→ **ACTIVITY**
Within the data that follows, tally every line containing "Mifeng". Provide only the tally.

→ **RECORD EXTRACTS**
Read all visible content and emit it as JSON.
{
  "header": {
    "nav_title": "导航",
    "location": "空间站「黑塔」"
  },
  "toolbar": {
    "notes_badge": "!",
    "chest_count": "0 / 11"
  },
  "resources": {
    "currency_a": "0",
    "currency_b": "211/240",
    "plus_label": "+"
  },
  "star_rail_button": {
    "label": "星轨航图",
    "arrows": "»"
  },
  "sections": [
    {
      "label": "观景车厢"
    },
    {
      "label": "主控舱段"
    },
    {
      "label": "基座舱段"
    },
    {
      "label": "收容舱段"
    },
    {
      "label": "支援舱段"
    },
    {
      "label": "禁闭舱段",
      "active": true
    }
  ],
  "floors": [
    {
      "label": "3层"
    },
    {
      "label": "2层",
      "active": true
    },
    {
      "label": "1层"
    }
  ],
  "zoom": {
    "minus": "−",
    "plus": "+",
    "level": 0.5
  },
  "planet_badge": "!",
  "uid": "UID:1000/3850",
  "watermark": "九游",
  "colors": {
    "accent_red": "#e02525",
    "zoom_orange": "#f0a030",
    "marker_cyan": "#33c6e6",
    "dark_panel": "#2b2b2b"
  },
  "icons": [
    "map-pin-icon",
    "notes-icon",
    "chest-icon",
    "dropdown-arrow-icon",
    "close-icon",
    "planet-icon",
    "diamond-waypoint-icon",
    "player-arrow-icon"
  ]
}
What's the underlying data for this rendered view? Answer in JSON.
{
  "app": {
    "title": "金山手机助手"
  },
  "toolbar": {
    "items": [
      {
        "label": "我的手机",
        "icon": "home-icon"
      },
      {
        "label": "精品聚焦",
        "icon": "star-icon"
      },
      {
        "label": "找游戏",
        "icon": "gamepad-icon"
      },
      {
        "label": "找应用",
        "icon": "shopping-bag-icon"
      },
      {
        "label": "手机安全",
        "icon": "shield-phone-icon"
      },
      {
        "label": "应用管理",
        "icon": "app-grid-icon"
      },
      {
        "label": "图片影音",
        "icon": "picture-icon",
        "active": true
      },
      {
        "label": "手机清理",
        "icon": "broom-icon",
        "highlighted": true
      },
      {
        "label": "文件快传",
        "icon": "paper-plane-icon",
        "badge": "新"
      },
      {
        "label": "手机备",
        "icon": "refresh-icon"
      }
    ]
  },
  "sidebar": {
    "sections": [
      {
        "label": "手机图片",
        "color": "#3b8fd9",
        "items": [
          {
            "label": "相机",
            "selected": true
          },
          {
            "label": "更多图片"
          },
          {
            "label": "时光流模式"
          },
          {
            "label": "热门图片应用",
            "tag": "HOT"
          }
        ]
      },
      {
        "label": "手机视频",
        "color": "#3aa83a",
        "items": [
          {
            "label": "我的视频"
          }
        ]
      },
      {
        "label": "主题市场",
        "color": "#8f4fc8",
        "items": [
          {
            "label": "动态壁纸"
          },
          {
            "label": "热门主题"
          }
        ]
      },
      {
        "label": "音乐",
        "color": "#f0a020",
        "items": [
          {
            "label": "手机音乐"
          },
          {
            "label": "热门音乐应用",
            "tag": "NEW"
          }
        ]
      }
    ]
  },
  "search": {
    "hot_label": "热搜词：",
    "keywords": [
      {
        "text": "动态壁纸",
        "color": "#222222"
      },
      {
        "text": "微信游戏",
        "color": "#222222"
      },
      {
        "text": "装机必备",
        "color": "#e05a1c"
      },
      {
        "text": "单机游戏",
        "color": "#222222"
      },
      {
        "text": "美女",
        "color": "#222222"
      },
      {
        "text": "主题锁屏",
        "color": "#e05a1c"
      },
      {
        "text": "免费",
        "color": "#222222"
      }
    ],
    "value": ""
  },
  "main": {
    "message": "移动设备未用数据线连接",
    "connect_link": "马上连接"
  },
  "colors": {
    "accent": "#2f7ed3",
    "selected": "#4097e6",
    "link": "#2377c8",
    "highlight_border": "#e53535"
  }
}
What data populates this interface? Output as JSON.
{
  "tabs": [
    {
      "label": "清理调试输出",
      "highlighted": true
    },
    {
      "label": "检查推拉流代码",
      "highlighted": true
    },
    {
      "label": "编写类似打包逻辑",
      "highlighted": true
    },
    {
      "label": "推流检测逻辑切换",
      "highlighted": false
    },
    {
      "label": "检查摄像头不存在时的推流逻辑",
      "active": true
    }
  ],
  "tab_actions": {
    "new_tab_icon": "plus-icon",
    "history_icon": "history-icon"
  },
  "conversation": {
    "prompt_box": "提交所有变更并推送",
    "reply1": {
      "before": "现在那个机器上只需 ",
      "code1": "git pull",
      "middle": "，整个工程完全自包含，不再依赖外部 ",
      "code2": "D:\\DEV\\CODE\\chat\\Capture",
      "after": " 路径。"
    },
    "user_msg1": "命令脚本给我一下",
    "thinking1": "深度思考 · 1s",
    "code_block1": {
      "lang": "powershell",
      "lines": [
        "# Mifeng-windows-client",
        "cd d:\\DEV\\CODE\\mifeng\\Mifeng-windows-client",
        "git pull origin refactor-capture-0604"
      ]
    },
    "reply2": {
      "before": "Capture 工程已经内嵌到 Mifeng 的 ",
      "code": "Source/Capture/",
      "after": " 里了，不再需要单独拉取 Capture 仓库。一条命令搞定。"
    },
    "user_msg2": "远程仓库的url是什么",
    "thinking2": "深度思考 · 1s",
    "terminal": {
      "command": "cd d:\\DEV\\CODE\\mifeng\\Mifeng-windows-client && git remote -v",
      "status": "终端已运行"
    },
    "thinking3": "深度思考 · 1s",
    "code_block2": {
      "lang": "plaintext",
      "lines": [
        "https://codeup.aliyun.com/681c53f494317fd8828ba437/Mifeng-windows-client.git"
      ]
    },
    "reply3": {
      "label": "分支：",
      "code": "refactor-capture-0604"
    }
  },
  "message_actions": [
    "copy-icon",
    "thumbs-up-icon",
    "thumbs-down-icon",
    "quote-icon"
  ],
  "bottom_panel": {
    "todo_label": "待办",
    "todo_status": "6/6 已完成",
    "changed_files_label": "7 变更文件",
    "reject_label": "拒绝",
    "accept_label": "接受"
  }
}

→ **RESPONSE TO THE EXERCISE**
5